(About this task): Would you count how many lines of the material below hold the string "char"? Give only the number.

*** Source material Section Begins ***

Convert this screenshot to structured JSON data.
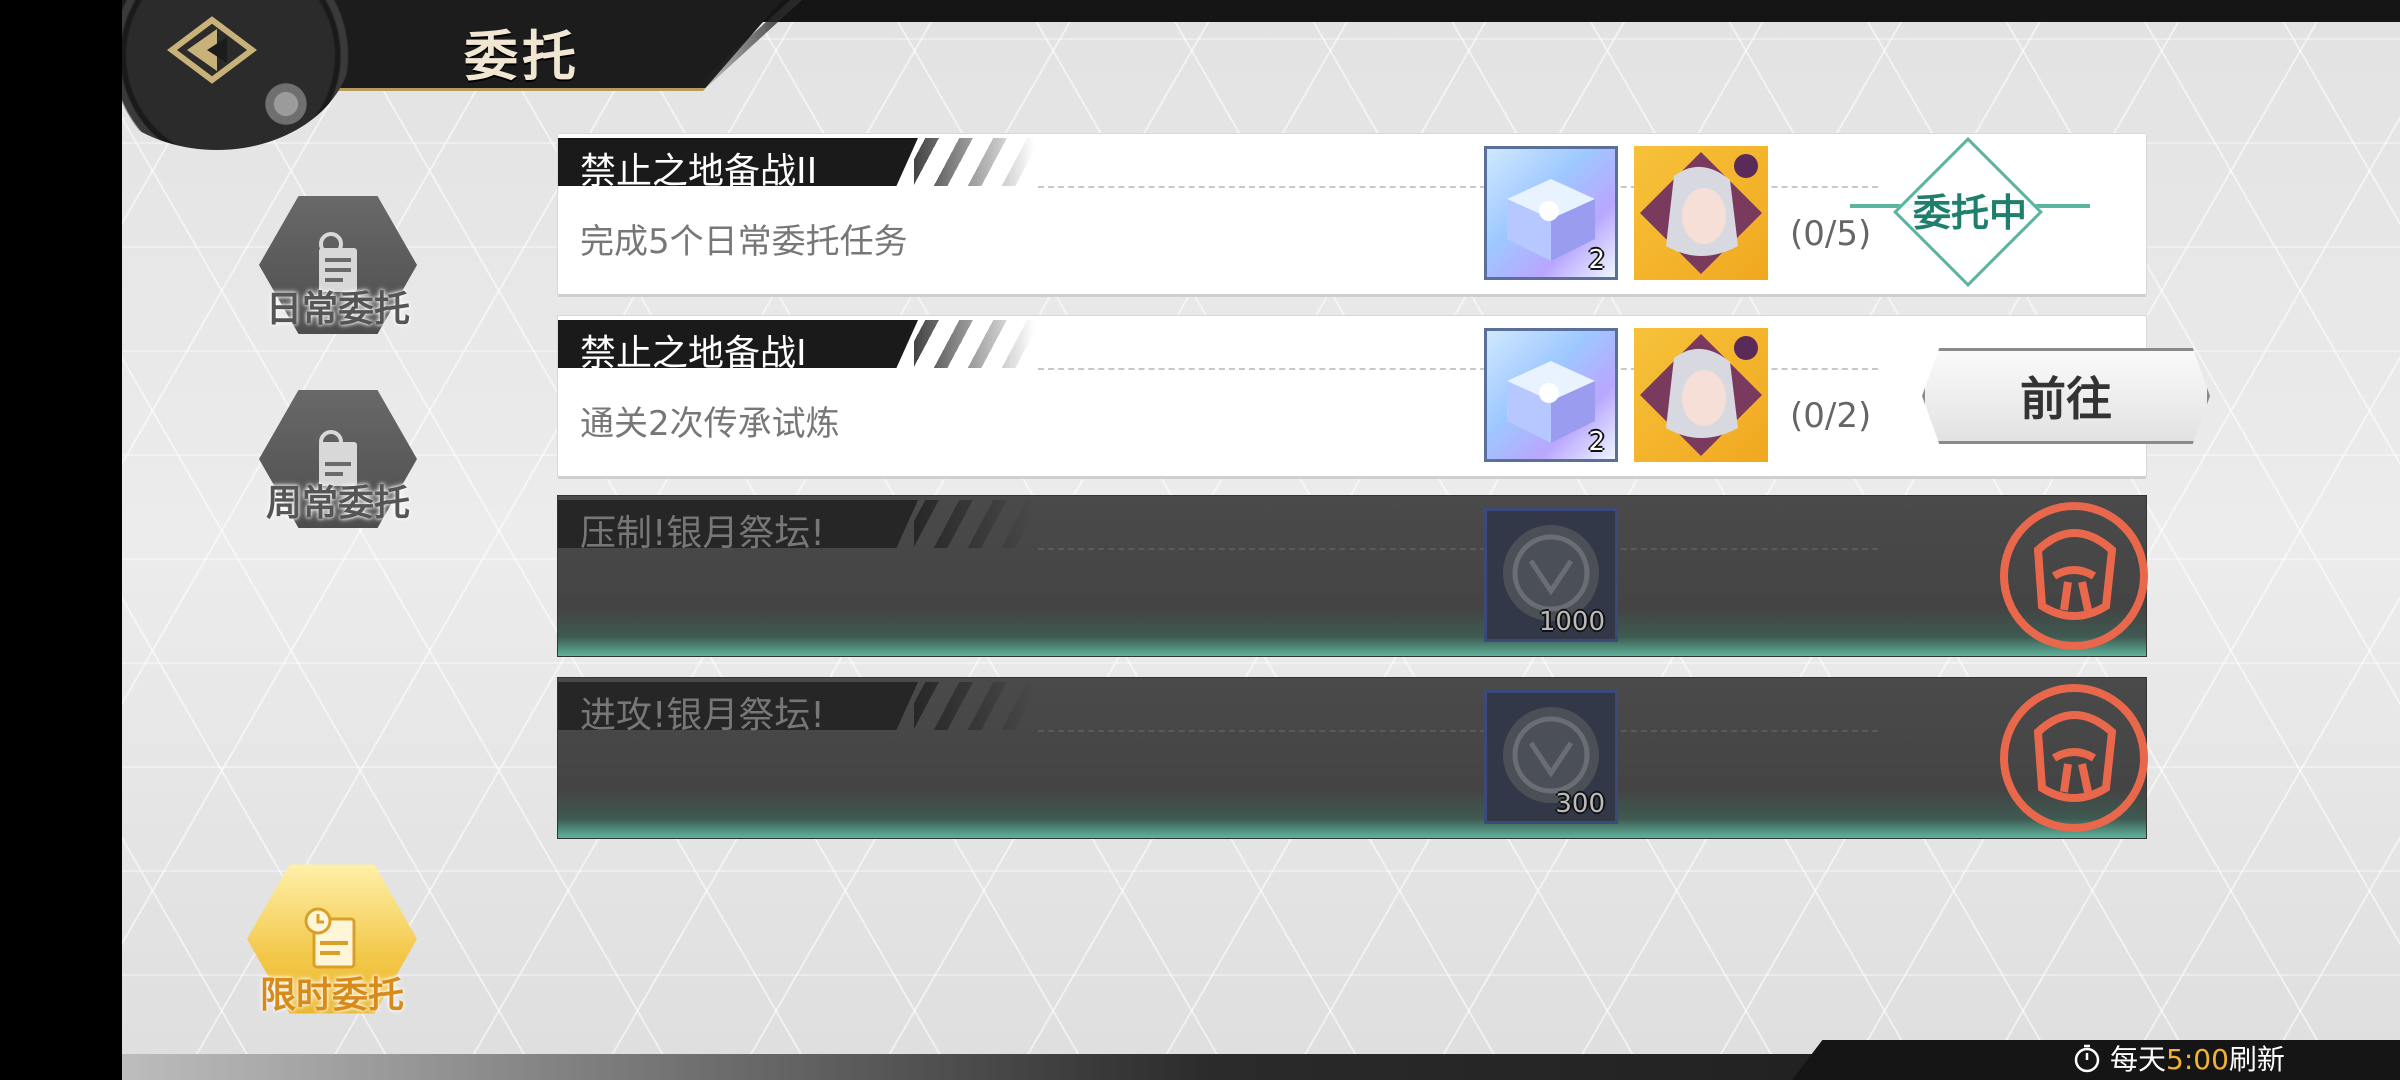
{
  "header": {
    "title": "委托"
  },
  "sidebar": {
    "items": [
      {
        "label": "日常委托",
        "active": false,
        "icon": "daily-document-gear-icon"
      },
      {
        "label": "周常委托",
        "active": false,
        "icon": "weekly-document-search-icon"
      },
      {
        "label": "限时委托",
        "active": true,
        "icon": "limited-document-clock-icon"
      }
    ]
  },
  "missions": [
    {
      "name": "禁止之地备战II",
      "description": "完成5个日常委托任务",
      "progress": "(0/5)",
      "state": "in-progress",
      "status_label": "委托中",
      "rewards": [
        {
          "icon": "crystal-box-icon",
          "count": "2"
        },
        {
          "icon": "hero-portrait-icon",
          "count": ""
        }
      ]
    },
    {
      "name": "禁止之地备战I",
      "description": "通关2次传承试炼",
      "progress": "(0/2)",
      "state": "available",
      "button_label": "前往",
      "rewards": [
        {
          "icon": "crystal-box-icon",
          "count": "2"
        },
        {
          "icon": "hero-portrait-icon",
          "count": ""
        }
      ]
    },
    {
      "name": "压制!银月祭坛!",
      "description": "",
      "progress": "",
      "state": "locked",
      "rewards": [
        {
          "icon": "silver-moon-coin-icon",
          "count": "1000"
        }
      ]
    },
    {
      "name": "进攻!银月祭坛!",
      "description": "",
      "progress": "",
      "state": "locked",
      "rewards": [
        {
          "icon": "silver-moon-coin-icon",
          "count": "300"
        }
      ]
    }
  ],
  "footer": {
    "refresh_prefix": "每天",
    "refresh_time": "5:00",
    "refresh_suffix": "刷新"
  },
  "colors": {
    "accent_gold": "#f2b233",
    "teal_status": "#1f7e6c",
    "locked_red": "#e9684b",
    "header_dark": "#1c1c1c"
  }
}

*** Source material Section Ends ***
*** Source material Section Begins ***

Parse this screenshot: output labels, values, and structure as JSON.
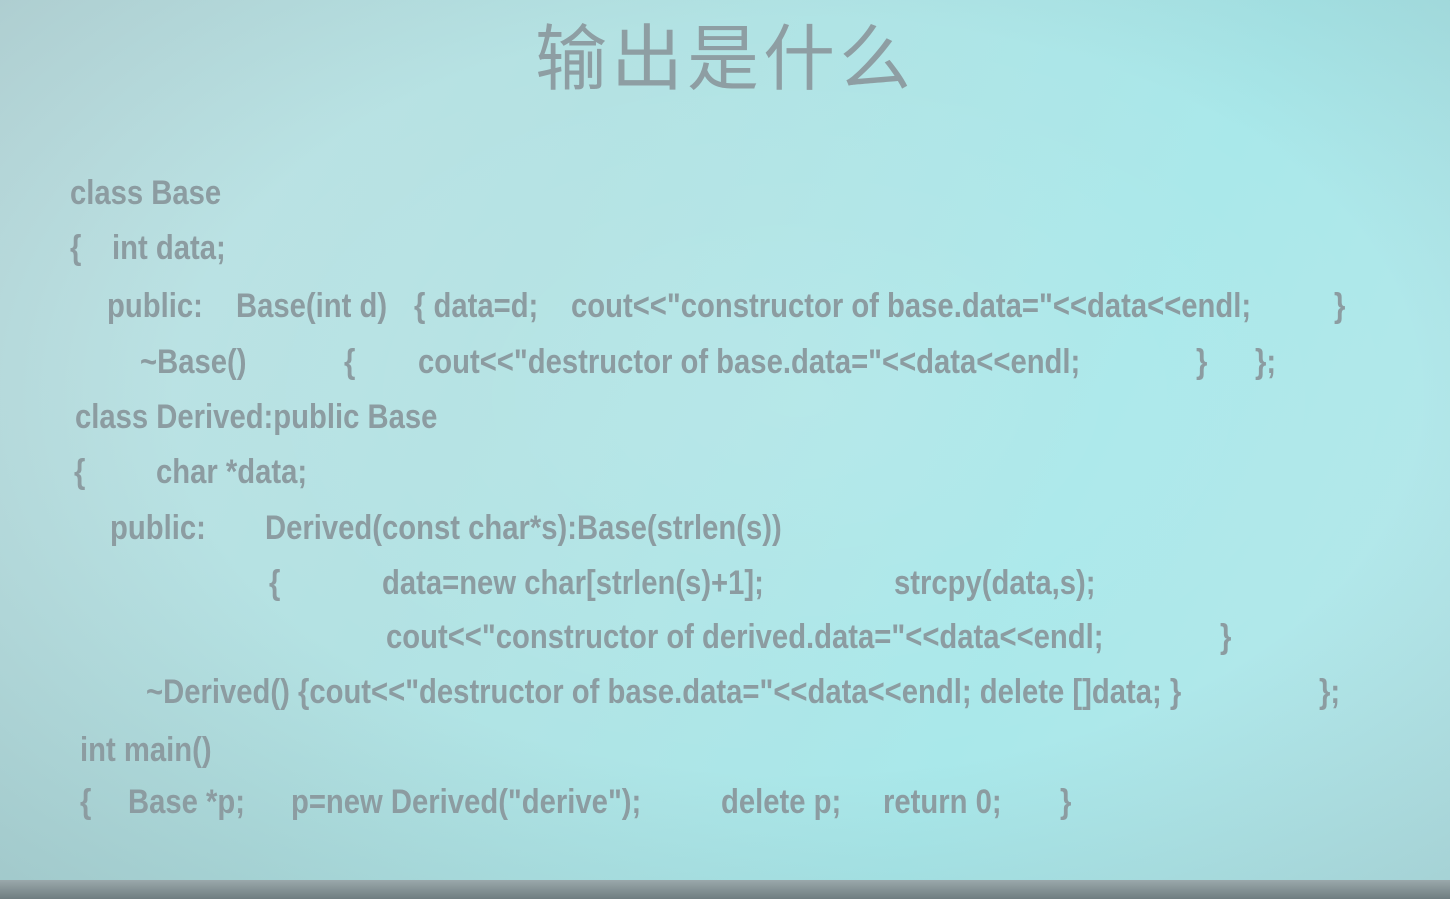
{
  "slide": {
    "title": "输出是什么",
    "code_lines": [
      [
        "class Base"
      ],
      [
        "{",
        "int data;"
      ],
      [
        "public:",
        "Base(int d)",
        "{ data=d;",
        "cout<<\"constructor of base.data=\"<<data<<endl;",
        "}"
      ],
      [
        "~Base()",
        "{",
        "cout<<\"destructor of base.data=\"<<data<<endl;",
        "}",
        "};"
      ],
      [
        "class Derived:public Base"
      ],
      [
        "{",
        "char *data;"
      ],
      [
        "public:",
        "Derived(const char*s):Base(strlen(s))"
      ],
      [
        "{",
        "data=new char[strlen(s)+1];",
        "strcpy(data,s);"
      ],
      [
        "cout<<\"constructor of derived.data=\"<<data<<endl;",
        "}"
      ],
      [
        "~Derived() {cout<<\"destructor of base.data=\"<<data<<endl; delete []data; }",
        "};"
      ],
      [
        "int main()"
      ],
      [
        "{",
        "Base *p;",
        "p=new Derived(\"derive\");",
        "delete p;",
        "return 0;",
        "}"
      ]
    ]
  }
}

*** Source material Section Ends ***

(Solved problem): 3